Task prompt >> Taking each line of the records in turn, count those containing "router" and report only the number.

Recorded information >>
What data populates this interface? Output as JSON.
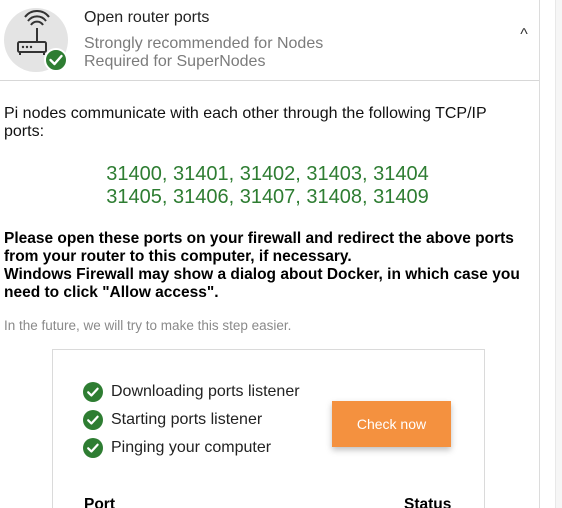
{
  "header": {
    "title": "Open router ports",
    "subtitle_1": "Strongly recommended for Nodes",
    "subtitle_2": "Required for SuperNodes",
    "collapse_glyph": "^",
    "icon": "router-wifi-icon",
    "status_icon": "check-badge-icon"
  },
  "content": {
    "intro": "Pi nodes communicate with each other through the following TCP/IP ports:",
    "ports_line_1": "31400, 31401, 31402, 31403, 31404",
    "ports_line_2": "31405, 31406, 31407, 31408, 31409",
    "instruction_1": "Please open these ports on your firewall and redirect the above ports from your router to this computer, if necessary.",
    "instruction_2": "Windows Firewall may show a dialog about Docker, in which case you need to click \"Allow access\".",
    "note": "In the future, we will try to make this step easier."
  },
  "checker": {
    "steps": [
      {
        "label": "Downloading ports listener"
      },
      {
        "label": "Starting ports listener"
      },
      {
        "label": "Pinging your computer"
      }
    ],
    "button_label": "Check now",
    "table_headers": {
      "port": "Port",
      "status": "Status"
    }
  },
  "colors": {
    "accent": "#f4913f",
    "success": "#2e7d32",
    "port_text": "#2e7d32"
  }
}
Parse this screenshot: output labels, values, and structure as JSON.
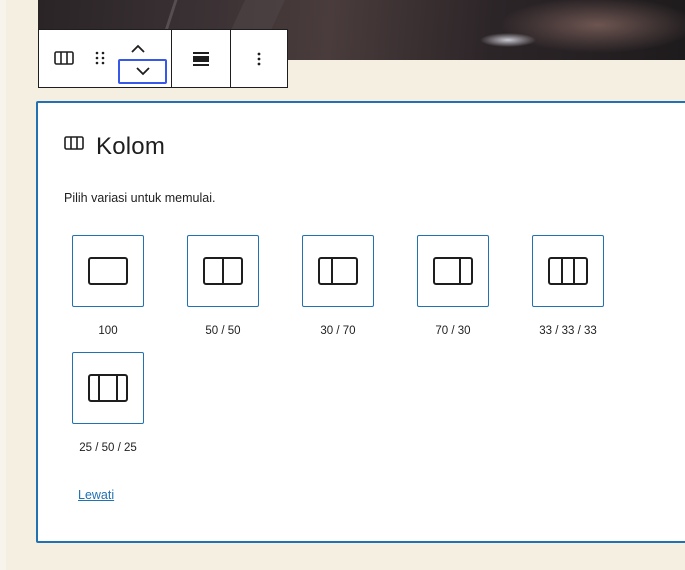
{
  "toolbar": {
    "buttons": [
      {
        "icon": "columns-icon"
      },
      {
        "icon": "drag-handle-icon"
      },
      {
        "icon": "chevron-up-icon"
      },
      {
        "icon": "chevron-down-icon"
      },
      {
        "icon": "align-icon"
      },
      {
        "icon": "more-vertical-icon"
      }
    ]
  },
  "placeholder": {
    "title": "Kolom",
    "icon": "columns-icon",
    "instructions": "Pilih variasi untuk memulai.",
    "variations": [
      {
        "label": "100",
        "icon": "one-column-icon"
      },
      {
        "label": "50 / 50",
        "icon": "two-columns-50-50-icon"
      },
      {
        "label": "30 / 70",
        "icon": "two-columns-30-70-icon"
      },
      {
        "label": "70 / 30",
        "icon": "two-columns-70-30-icon"
      },
      {
        "label": "33 / 33 / 33",
        "icon": "three-columns-equal-icon"
      },
      {
        "label": "25 / 50 / 25",
        "icon": "three-columns-wide-center-icon"
      }
    ],
    "skip_label": "Lewati"
  },
  "colors": {
    "accent": "#2271b1",
    "focus": "#3858e9",
    "canvas": "#f4efe1",
    "text": "#1e1e1e"
  }
}
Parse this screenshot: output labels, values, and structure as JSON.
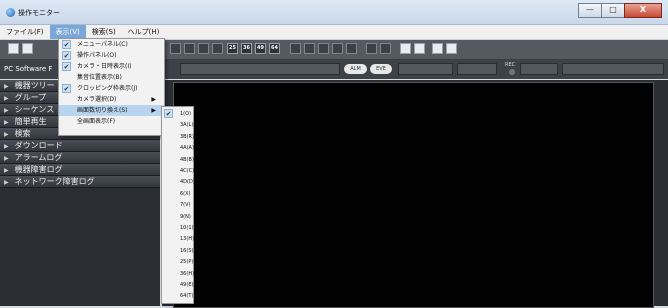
{
  "window": {
    "title": "操作モニター",
    "buttons": [
      "—",
      "□",
      "X"
    ]
  },
  "menubar": [
    "ファイル(F)",
    "表示(V)",
    "検索(S)",
    "ヘルプ(H)"
  ],
  "toolbar": {
    "layout_buttons": [
      "25",
      "36",
      "49",
      "64"
    ]
  },
  "infobar": {
    "software": "PC Software F",
    "suffix": "S",
    "alarm_label": "ALM",
    "event_label": "EVE",
    "rec_label": "REC"
  },
  "sidebar": [
    "機器ツリー",
    "グループ",
    "シーケンス",
    "簡単再生",
    "検索",
    "ダウンロード",
    "アラームログ",
    "機器障害ログ",
    "ネットワーク障害ログ"
  ],
  "view_menu": [
    {
      "label": "メニューパネル(C)",
      "checked": true
    },
    {
      "label": "操作パネル(O)",
      "checked": true
    },
    {
      "label": "カメラ・日時表示(I)",
      "checked": true
    },
    {
      "label": "集音位置表示(B)",
      "checked": false
    },
    {
      "label": "クロッピング枠表示(J)",
      "checked": true
    },
    {
      "label": "カメラ選択(D)",
      "checked": false,
      "submenu": true
    },
    {
      "label": "画面数切り換え(S)",
      "checked": false,
      "submenu": true,
      "highlighted": true
    },
    {
      "label": "全画面表示(F)",
      "checked": false
    }
  ],
  "screen_menu": [
    "1(O)",
    "3A(L)",
    "3B(R)",
    "4A(A)",
    "4B(B)",
    "4C(C)",
    "4D(D)",
    "6(X)",
    "7(V)",
    "9(N)",
    "10(1)",
    "13(H)",
    "16(S)",
    "25(P)",
    "36(H)",
    "49(E)",
    "64(T)"
  ],
  "screen_menu_checked": "1(O)"
}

Answer for this exercise >> 3